Bodice gathered to waist (just where a dart would be, not across the entire waistline):

The cut-on cap sleeve is turned up and stitched for a hem:

I'm not sure if this next picture is a design detail or a fitting adjustment. There are gussets under the arm, but they're finished in such a way that it seems to be purposefully done this way, not as an adjustment for a too-small dress. The gussets are made of 2 pieces, including a separate "hem/facing" piece at the top of the gusset.

The back yoke attaches to the front yoke/shoulder piece:

Then there are these FABULOUS pockets on the front skirt!

The dress is made by hand, with pinked seams and only straight stitching by machine or handstitching. This is the shoulder gathers attached the yoke piece from the inside of the dress:

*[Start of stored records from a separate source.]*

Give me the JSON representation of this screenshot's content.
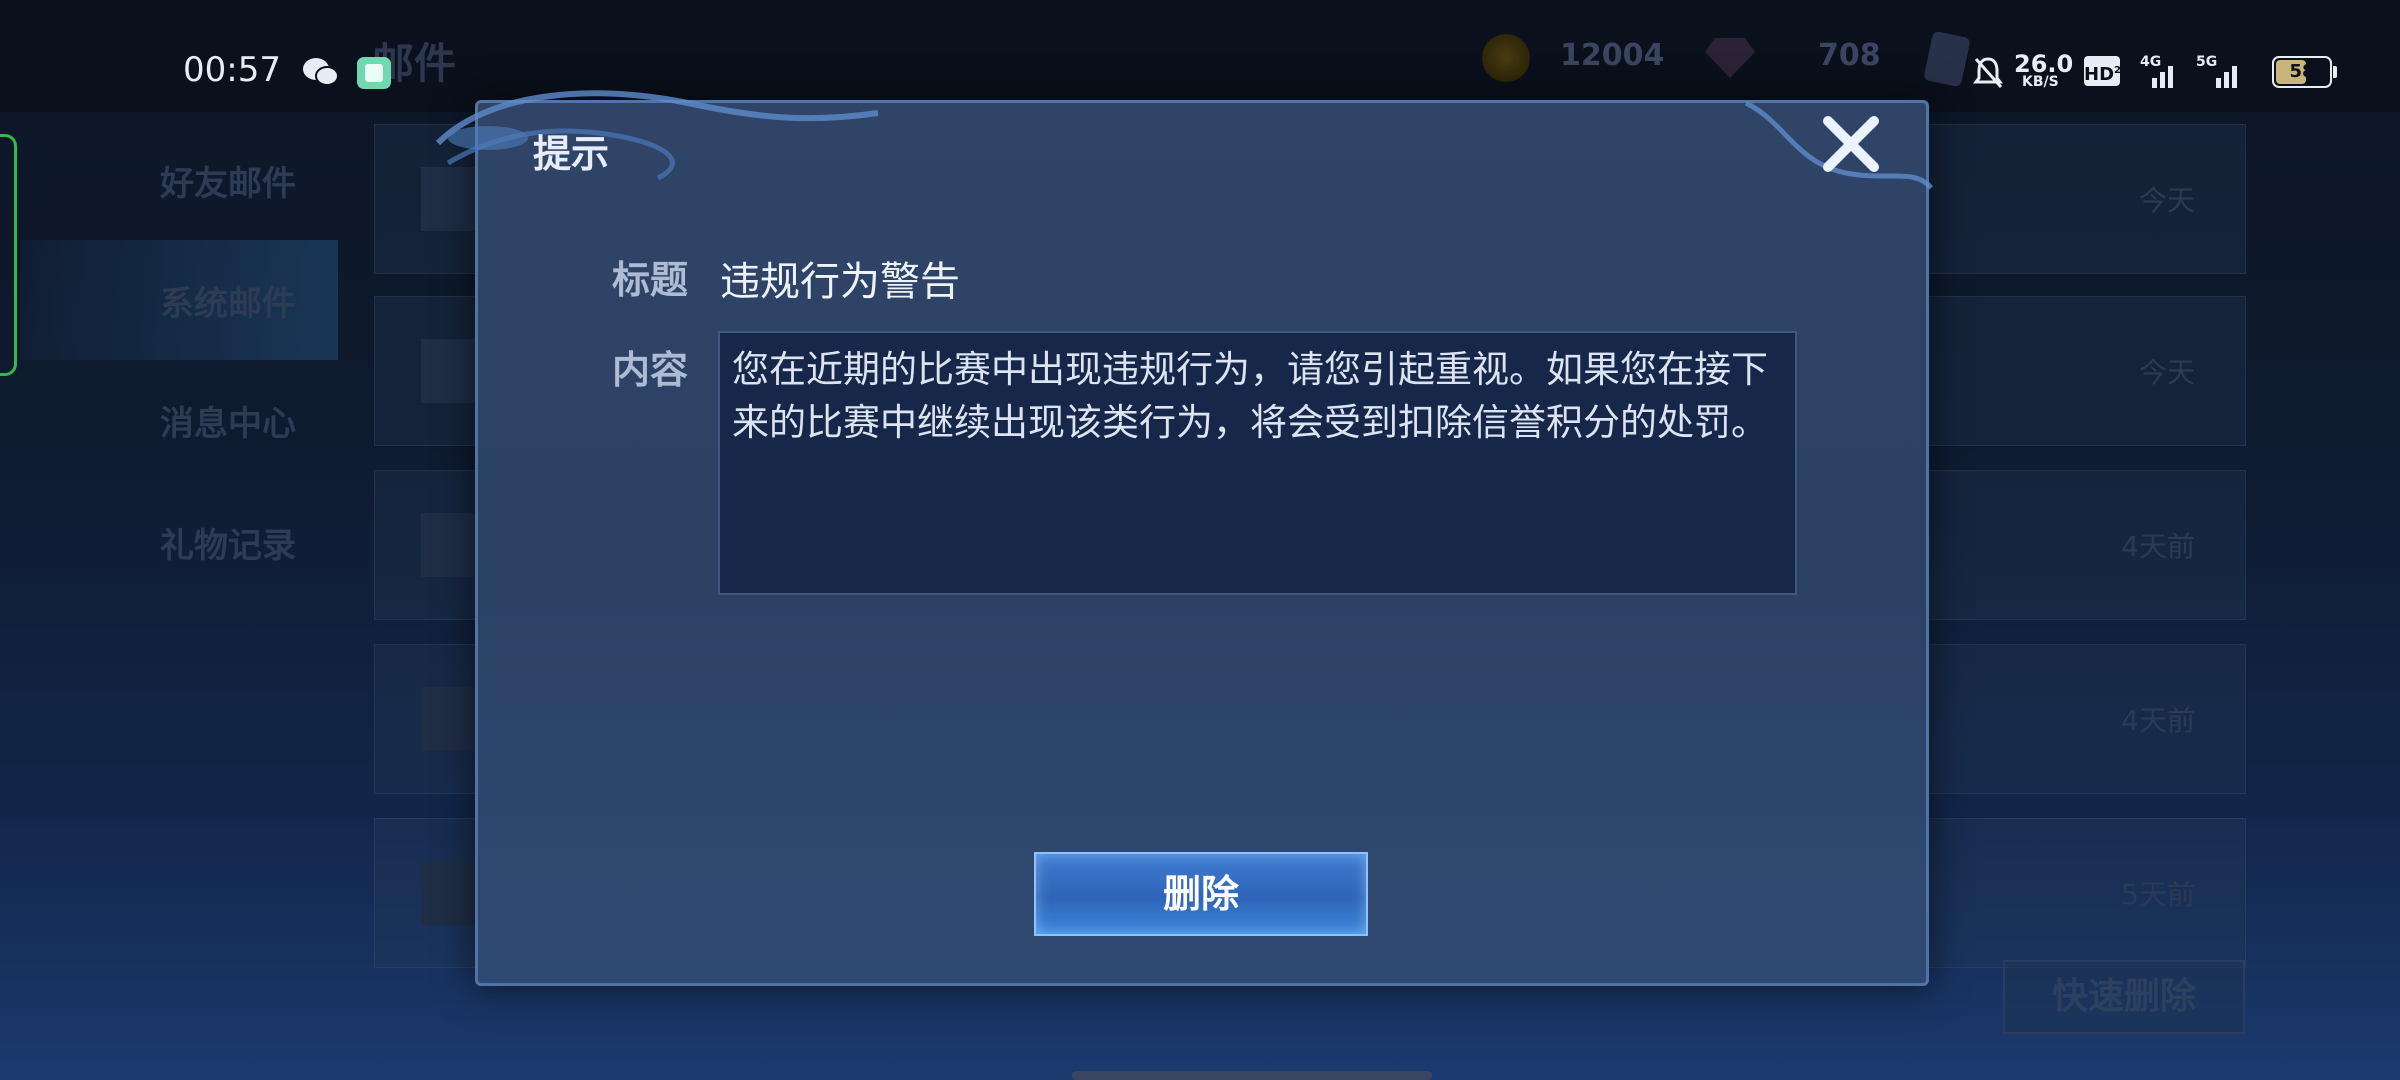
{
  "status_bar": {
    "time": "00:57",
    "net_speed": "26.0",
    "net_unit": "KB/S",
    "hd_label": "HD",
    "hd_sub": "2",
    "net_4g": "4G",
    "net_5g": "5G",
    "battery": "58"
  },
  "background": {
    "page_title": "邮件",
    "gold": "12004",
    "diamond": "708",
    "tabs": [
      "好友邮件",
      "系统邮件",
      "消息中心",
      "礼物记录"
    ],
    "mail_dates": [
      "今天",
      "今天",
      "4天前",
      "4天前",
      "5天前"
    ],
    "quick_delete_label": "快速删除"
  },
  "dialog": {
    "title": "提示",
    "subject_label": "标题",
    "subject_value": "违规行为警告",
    "content_label": "内容",
    "content_text": "您在近期的比赛中出现违规行为，请您引起重视。如果您在接下来的比赛中继续出现该类行为，将会受到扣除信誉积分的处罚。",
    "delete_label": "删除"
  }
}
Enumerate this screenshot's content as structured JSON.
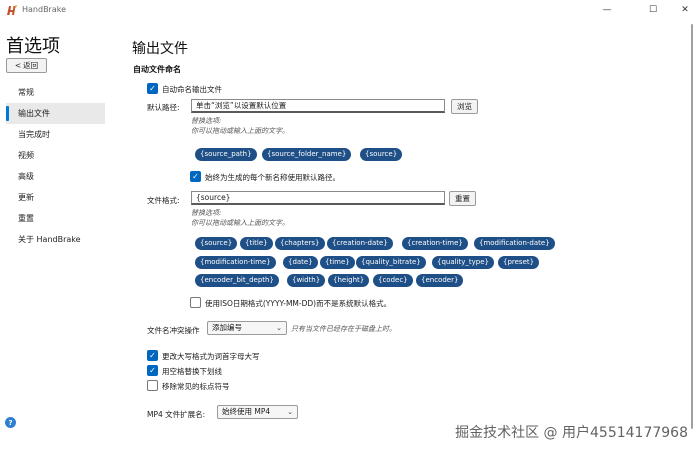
{
  "window": {
    "title": "HandBrake",
    "minimize": "—",
    "maximize": "☐",
    "close": "✕"
  },
  "sidebar": {
    "title": "首选项",
    "back_label": "返回",
    "back_glyph": "<",
    "items": [
      {
        "label": "常规"
      },
      {
        "label": "输出文件"
      },
      {
        "label": "当完成时"
      },
      {
        "label": "视频"
      },
      {
        "label": "高级"
      },
      {
        "label": "更新"
      },
      {
        "label": "重置"
      },
      {
        "label": "关于 HandBrake"
      }
    ],
    "active_index": 1,
    "help_glyph": "?"
  },
  "main": {
    "title": "输出文件",
    "section": "自动文件命名",
    "auto_name_label": "自动命名输出文件",
    "default_path_label": "默认路径:",
    "default_path_value": "单击“浏览”以设置默认位置",
    "browse_label": "浏览",
    "path_hint_line1": "替换选项:",
    "path_hint_line2": "你可以拖动或输入上面的文字。",
    "path_tags": [
      "{source_path}",
      "{source_folder_name}",
      "{source}"
    ],
    "always_default_path_label": "始终为生成的每个新名称使用默认路径。",
    "format_label": "文件格式:",
    "format_value": "{source}",
    "reset_label": "重置",
    "format_hint_line1": "替换选项:",
    "format_hint_line2": "你可以拖动或输入上面的文字。",
    "format_tags": [
      "{source}",
      "{title}",
      "{chapters}",
      "{creation-date}",
      "{creation-time}",
      "{modification-date}",
      "{modification-time}",
      "{date}",
      "{time}",
      "{quality_bitrate}",
      "{quality_type}",
      "{preset}",
      "{encoder_bit_depth}",
      "{width}",
      "{height}",
      "{codec}",
      "{encoder}"
    ],
    "iso_date_label": "使用ISO日期格式(YYYY-MM-DD)而不是系统默认格式。",
    "conflict_label": "文件名冲突操作",
    "conflict_value": "添加编号",
    "conflict_hint": "只有当文件已经存在于磁盘上时。",
    "capitalize_label": "更改大写格式为词首字母大写",
    "replace_spaces_label": "用空格替换下划线",
    "remove_punct_label": "移除常见的标点符号",
    "mp4_ext_label": "MP4 文件扩展名:",
    "mp4_ext_value": "始终使用 MP4",
    "checkmark": "✓",
    "chevron": "⌄"
  },
  "checkboxes": {
    "auto_name": true,
    "always_default_path": true,
    "iso_date": false,
    "capitalize": true,
    "replace_spaces": true,
    "remove_punct": false
  },
  "watermark": "掘金技术社区 @ 用户45514177968",
  "colors": {
    "accent": "#0067c0",
    "tag_bg": "#1f4f87",
    "nav_indicator": "#0078d4"
  }
}
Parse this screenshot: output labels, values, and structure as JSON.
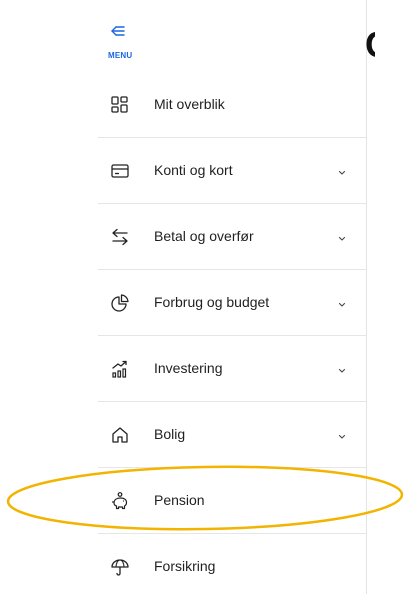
{
  "menu": {
    "toggle_label": "MENU",
    "accent_color": "#1a66e0"
  },
  "page": {
    "partial_title_glyph": "C"
  },
  "nav": {
    "items": [
      {
        "label": "Mit overblik",
        "icon": "dashboard-grid-icon",
        "expandable": false
      },
      {
        "label": "Konti og kort",
        "icon": "credit-card-icon",
        "expandable": true
      },
      {
        "label": "Betal og overfør",
        "icon": "transfer-arrows-icon",
        "expandable": true
      },
      {
        "label": "Forbrug og budget",
        "icon": "pie-chart-icon",
        "expandable": true
      },
      {
        "label": "Investering",
        "icon": "investment-chart-icon",
        "expandable": true
      },
      {
        "label": "Bolig",
        "icon": "house-icon",
        "expandable": true
      },
      {
        "label": "Pension",
        "icon": "piggy-bank-icon",
        "expandable": false
      },
      {
        "label": "Forsikring",
        "icon": "umbrella-icon",
        "expandable": false
      }
    ]
  },
  "annotation": {
    "highlight_color": "#f2b400",
    "highlighted_item": "Pension"
  }
}
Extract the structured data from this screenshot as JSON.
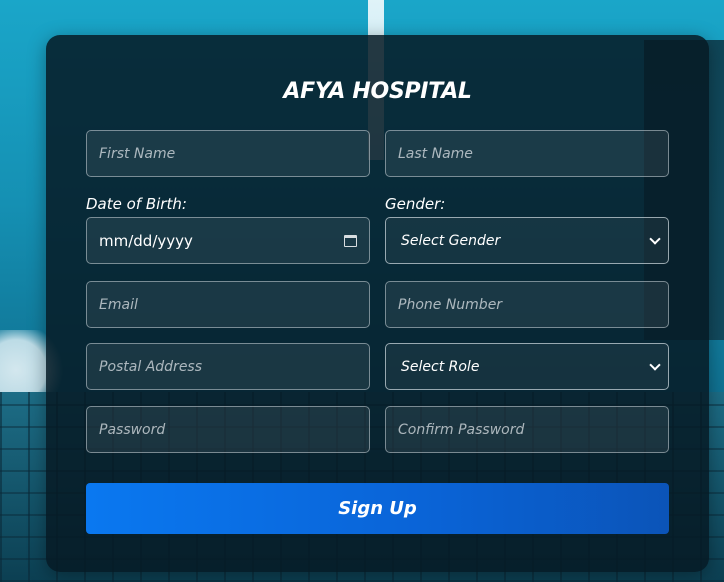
{
  "form": {
    "title": "AFYA HOSPITAL",
    "first_name": {
      "placeholder": "First Name",
      "value": ""
    },
    "last_name": {
      "placeholder": "Last Name",
      "value": ""
    },
    "dob_label": "Date of Birth:",
    "dob_placeholder": "mm/dd/yyyy",
    "gender_label": "Gender:",
    "gender_select": "Select Gender",
    "email": {
      "placeholder": "Email",
      "value": ""
    },
    "phone": {
      "placeholder": "Phone Number",
      "value": ""
    },
    "postal_address": {
      "placeholder": "Postal Address",
      "value": ""
    },
    "role_select": "Select Role",
    "password": {
      "placeholder": "Password",
      "value": ""
    },
    "confirm_password": {
      "placeholder": "Confirm Password",
      "value": ""
    },
    "submit_label": "Sign Up"
  },
  "icons": {
    "calendar": "calendar-icon",
    "chevron": "chevron-down-icon"
  },
  "colors": {
    "card_bg": "#061a24",
    "button_primary": "#0a78f0",
    "text": "#ffffff"
  }
}
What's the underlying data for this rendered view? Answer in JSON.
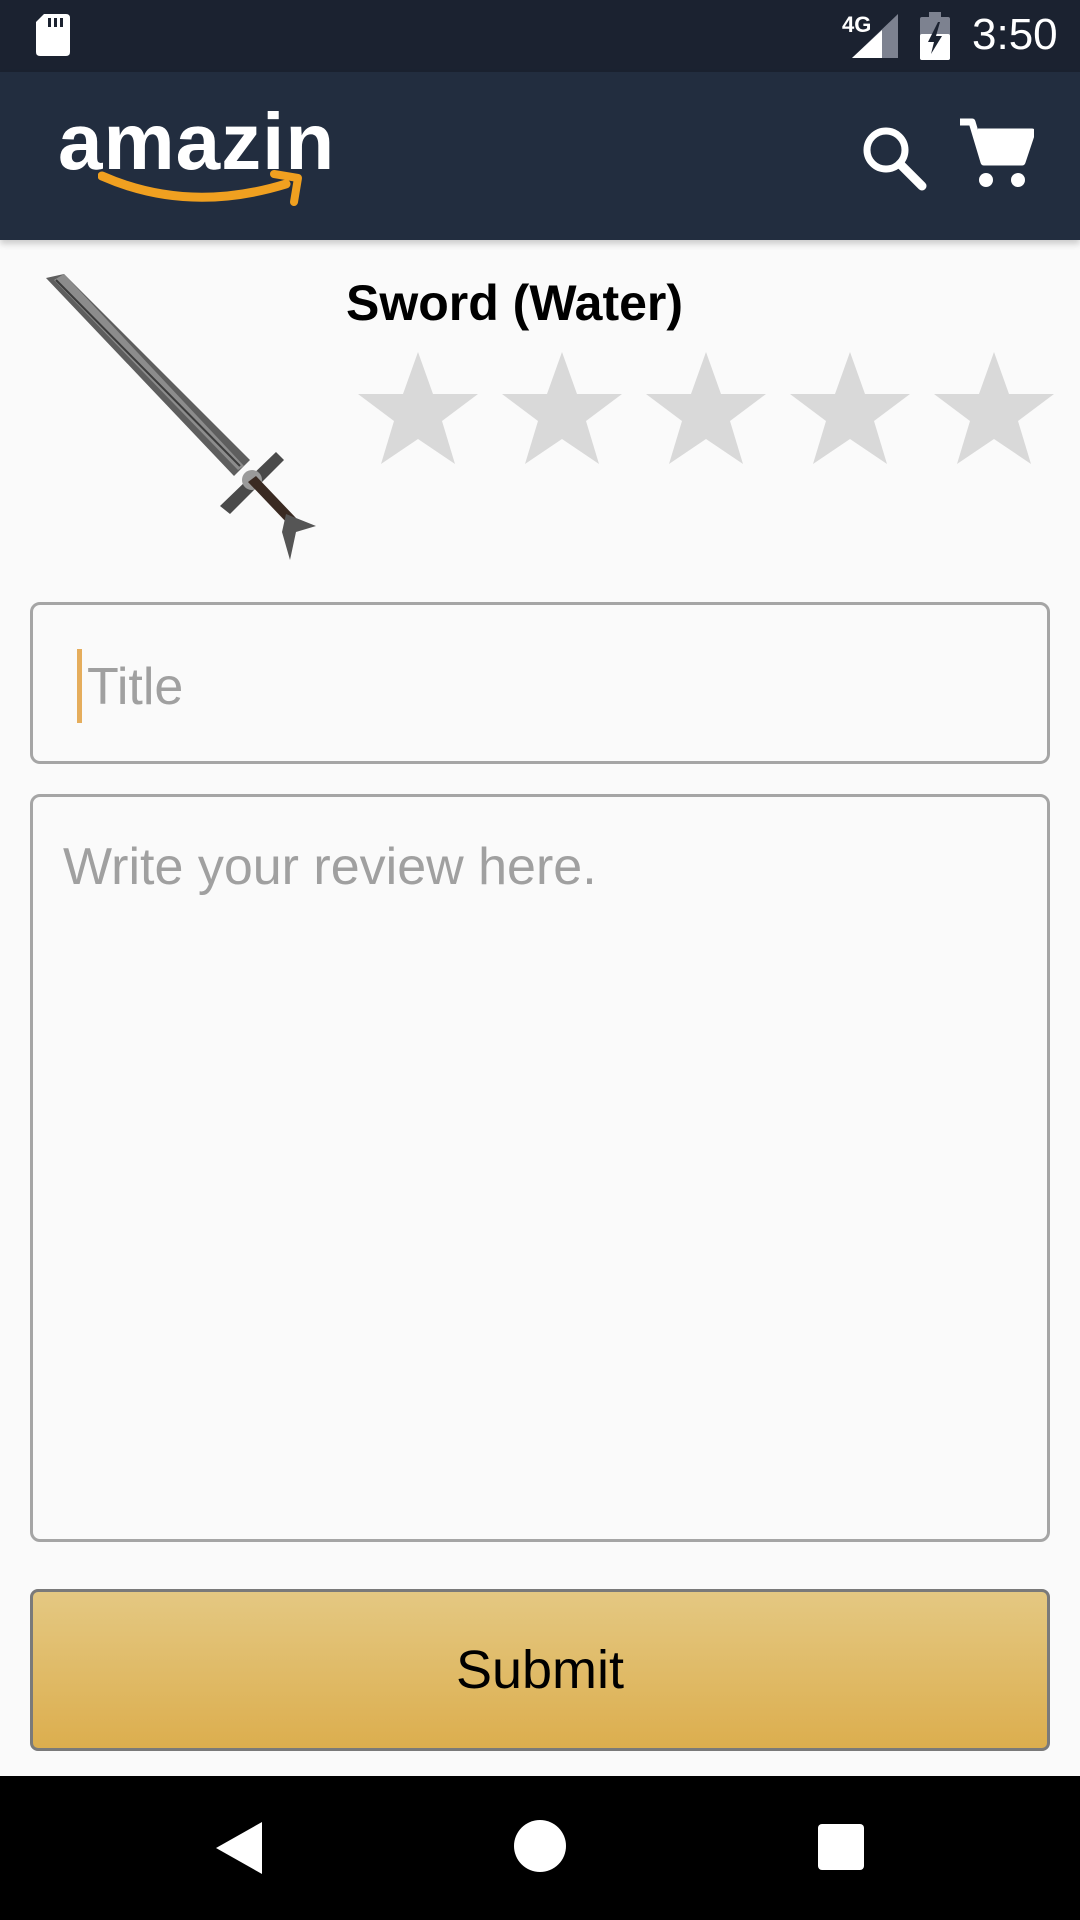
{
  "status_bar": {
    "network_type": "4G",
    "time": "3:50"
  },
  "app_bar": {
    "logo_text": "amazin",
    "logo_accent_color": "#f0a020",
    "search_icon": "search-icon",
    "cart_icon": "cart-icon"
  },
  "product": {
    "name": "Sword (Water)",
    "image_icon": "sword-image",
    "rating": {
      "selected": 0,
      "max": 5,
      "star_color": "#d9d9d9"
    }
  },
  "form": {
    "title_placeholder": "Title",
    "title_value": "",
    "review_placeholder": "Write your review here.",
    "review_value": "",
    "submit_label": "Submit",
    "submit_color": "#dcb560"
  },
  "nav_bar": {
    "back_icon": "back-icon",
    "home_icon": "home-icon",
    "recents_icon": "recents-icon"
  }
}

And here is the back yoke/facing/lower bodice. You can see the pinked bodice seams, and the handstitching around the yoke. I have to say, even though I dislike facings in garments as a rule, I like this more narrow one. It lies very flat. I may have to inspect it a little closer!

Now I have a dilemma...I love this dress. I would wear this dress all the time if I could! While the dress itself is in excellent condition (no rips, holes, rotting fabric, stains, nothing!) The threads are fragile. I'm thinking about re-stitching every seam with new thread so I can wear it!

But first, I'm trying to decide how best to copy the pattern. If I'm going to restitch it anyway, should I take apart all the seams and completely remake it? (Thus, giving me pattern pieces to trace.) Or, should I just use a different method of creating pattern pieces?

Any suggestions??

Seriously though, how perfectly made for me is this dress?? Even the length is perfect!

Happy Tuesday everyone!

Sunday, July 18, 2010

home again!

I'm back from Louisville, Kentucky and LUCKY ME, I caught a cold from the filtered air on the planes. Yuck!

But, other than some tiredness and sore throat/minor cough, I'm just happy to be HOME. This was my first trip to Kentucky, and I did not get to see much more than downtown Louisville. That in itself was interesting and fun though!

We stayed in the Galt House, right on the Ohio river. We were too exhausted Friday night to take the riverboat cruise, but we really did mean to!

We did squeeze in a visit to Joe's Crab Shack though. Look, it's my lawn BS tunic. Perfectly cool and comfy for the hot, humid day.

Downtown is very picturesque, with lots of interesting architecture.

I love the thought and attention that went into making the sidewalks so interesting to walk. Every few steps there was something quirky or fun or charming to inspect. (As usual, I'm the one behind the camera, so these lovely ladies are some of my fellow school buddies.)

We rode the trolley around Main & Market street:

And of course we walked a few blocks to the Louisville Slugger museum and factory:

Lu was excited by this picture.

the Babe's bat!!!

We didn't have time or transportation to make it out to Churchill Downs, which was a little disappointing. But that just leaves more things to do the next time I'm in Louisville! I also didn't make it to the Muhammad Ali Center, which was just across the park from my hotel,

I'm so happy to be home now, to enjoy my last few weeks of summer vacation. I go back on contract at school August 4, so I have about 2 weeks to finish my summer sewing fiesta and do all the loafing I can squeeze in.

Here's one final photo, this is me, somewhere over Michigan, waving to Kristine: